Reasons to conclude for a cut in interest rates
What is happening right now is that it is very difficult to keep bond yields low, the sovereign bond yields low and the government has some huge borrowing lined-up. The fiscal deficit of the government for 2021-22 has been projected at 6.8%, thanks to the cascading impact of Covid-19. This means the government has to borrow heavily and higher the costs at which it has to borrow, the pressure would show on the fiscal deficit.
Also, a lot of the government borrowings, can push bond yields higher. The worry right now is that unless interest rate on small savings comes down, it is difficult to push interest rates overall lower. Apart from this there is an anomaly between the interest rates being offered by banks and the post office. Take a look at the table below.
Quick comparison between small savings and bank deposits rates
|1-2 years||2-3 years||5 years and above|
|Post office time deposit||5.50%||5.50%||6.80%|
|Public Provident Fund||7.10%|
|Kissan Vikas Patra||6.90%|
|National Savings Certificate||6.80%|
|Senior Citizens Savings Scheme||7.40%|
Clearly, post office rates are better, which might prompt the government to reduce the interest rates. Apart from this lower interest rates on deposits would push lower rates on borrowings, which in turn could propel borrowings and hence the economy.
The government revises the interest rates on the different post office schemes every quarter. So, the next due date for revision is July 1, 2021. It's always difficult to predict what the authorities would do. However, investors have the time until July 1, to decide if they want to invest now on the hope that interest rates would fall.
We advise investors not to look for longer term tenure of instruments like 5 years and beyond.
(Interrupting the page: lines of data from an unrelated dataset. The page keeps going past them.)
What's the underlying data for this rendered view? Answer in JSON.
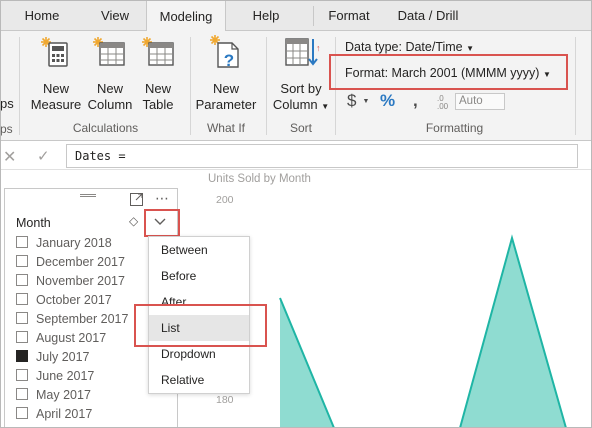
{
  "tabs": [
    {
      "label": "Home"
    },
    {
      "label": "View"
    },
    {
      "label": "Modeling"
    },
    {
      "label": "Help"
    },
    {
      "label": "Format"
    },
    {
      "label": "Data / Drill"
    }
  ],
  "ribbon": {
    "partial_label_top": "ps",
    "partial_label_bottom": "ps",
    "buttons": {
      "new_measure": {
        "line1": "New",
        "line2": "Measure"
      },
      "new_column": {
        "line1": "New",
        "line2": "Column"
      },
      "new_table": {
        "line1": "New",
        "line2": "Table"
      },
      "new_parameter": {
        "line1": "New",
        "line2": "Parameter"
      },
      "sort_by_column": {
        "line1": "Sort by",
        "line2": "Column"
      }
    },
    "groups": {
      "calculations": "Calculations",
      "what_if": "What If",
      "sort": "Sort",
      "formatting": "Formatting"
    },
    "data_type": "Data type: Date/Time",
    "format": "Format: March 2001 (MMMM yyyy)",
    "currency_symbol": "$",
    "percent_symbol": "%",
    "comma_symbol": ",",
    "auto_label": "Auto"
  },
  "formula_bar": {
    "value": "Dates ="
  },
  "slicer": {
    "header": "Month",
    "items": [
      {
        "label": "January 2018",
        "checked": false
      },
      {
        "label": "December 2017",
        "checked": false
      },
      {
        "label": "November 2017",
        "checked": false
      },
      {
        "label": "October 2017",
        "checked": false
      },
      {
        "label": "September 2017",
        "checked": false
      },
      {
        "label": "August 2017",
        "checked": false
      },
      {
        "label": "July 2017",
        "checked": true
      },
      {
        "label": "June 2017",
        "checked": false
      },
      {
        "label": "May 2017",
        "checked": false
      },
      {
        "label": "April 2017",
        "checked": false
      }
    ],
    "dropdown_options": [
      {
        "label": "Between",
        "selected": false
      },
      {
        "label": "Before",
        "selected": false
      },
      {
        "label": "After",
        "selected": false
      },
      {
        "label": "List",
        "selected": true
      },
      {
        "label": "Dropdown",
        "selected": false
      },
      {
        "label": "Relative",
        "selected": false
      }
    ]
  },
  "chart": {
    "title": "Units Sold by Month",
    "y_ticks": [
      "200",
      "180"
    ],
    "fill_color": "#8fdcd1",
    "line_color": "#1fb5a5"
  },
  "colors": {
    "highlight_box": "#d9534f",
    "ribbon_bg": "#f3f3f3"
  },
  "chart_data": {
    "type": "area",
    "title": "Units Sold by Month",
    "y_tick_labels": [
      "200",
      "180"
    ]
  }
}
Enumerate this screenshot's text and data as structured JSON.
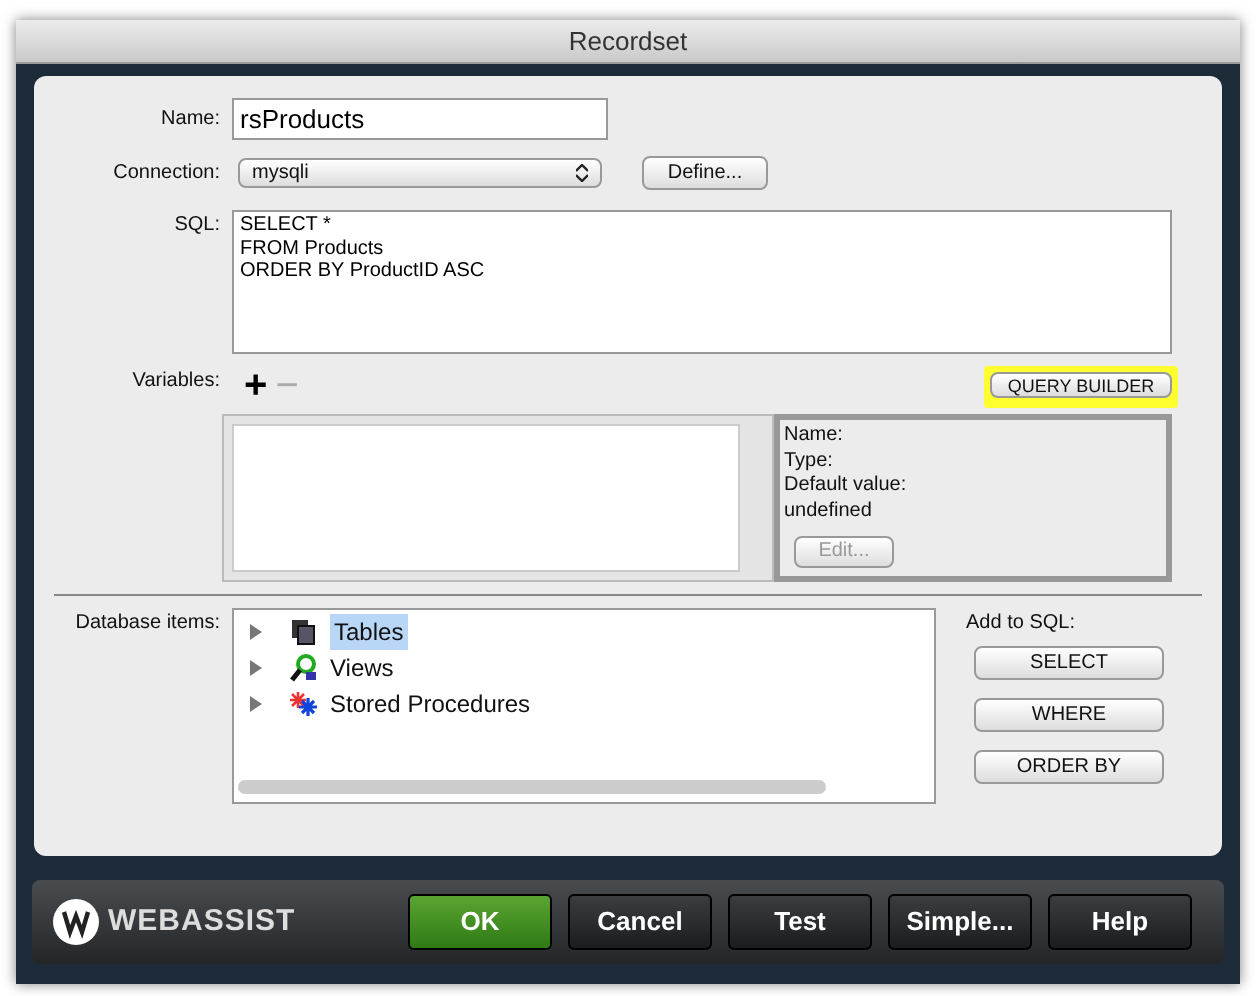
{
  "window": {
    "title": "Recordset"
  },
  "name": {
    "label": "Name:",
    "value": "rsProducts"
  },
  "connection": {
    "label": "Connection:",
    "value": "mysqli",
    "button": "Define..."
  },
  "sql": {
    "label": "SQL:",
    "value": "SELECT *\nFROM Products\nORDER BY ProductID ASC"
  },
  "variables": {
    "label": "Variables:",
    "add": "+",
    "remove": "−",
    "query_builder": {
      "label": "QUERY BUILDER",
      "highlighted": true
    },
    "details": [
      "Name:",
      "Type:",
      "Default value:",
      "undefined"
    ],
    "edit": {
      "label": "Edit...",
      "disabled": true
    }
  },
  "database_items": {
    "label": "Database items:",
    "items": [
      {
        "label": "Tables",
        "kind": "tables",
        "expanded": false,
        "selected": true
      },
      {
        "label": "Views",
        "kind": "views",
        "expanded": false,
        "selected": false
      },
      {
        "label": "Stored Procedures",
        "kind": "procedures",
        "expanded": false,
        "selected": false
      }
    ]
  },
  "add_to_sql": {
    "label": "Add to SQL:",
    "buttons": [
      "SELECT",
      "WHERE",
      "ORDER BY"
    ]
  },
  "footer": {
    "logo": "WEBASSIST",
    "buttons": [
      {
        "label": "OK",
        "kind": "primary"
      },
      {
        "label": "Cancel",
        "kind": "normal"
      },
      {
        "label": "Test",
        "kind": "normal"
      },
      {
        "label": "Simple...",
        "kind": "normal"
      },
      {
        "label": "Help",
        "kind": "normal"
      }
    ]
  }
}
Invest for the shorter term and more like medium term. This is because if interest rates rise, which we believe it should, you would benefit.
Sunil Fernandes, the author of this article has spent 2 and half decades covering business and finance in India and abroad. Sunil has worked with frontline daily newspapers and investment magazines in India and abroad.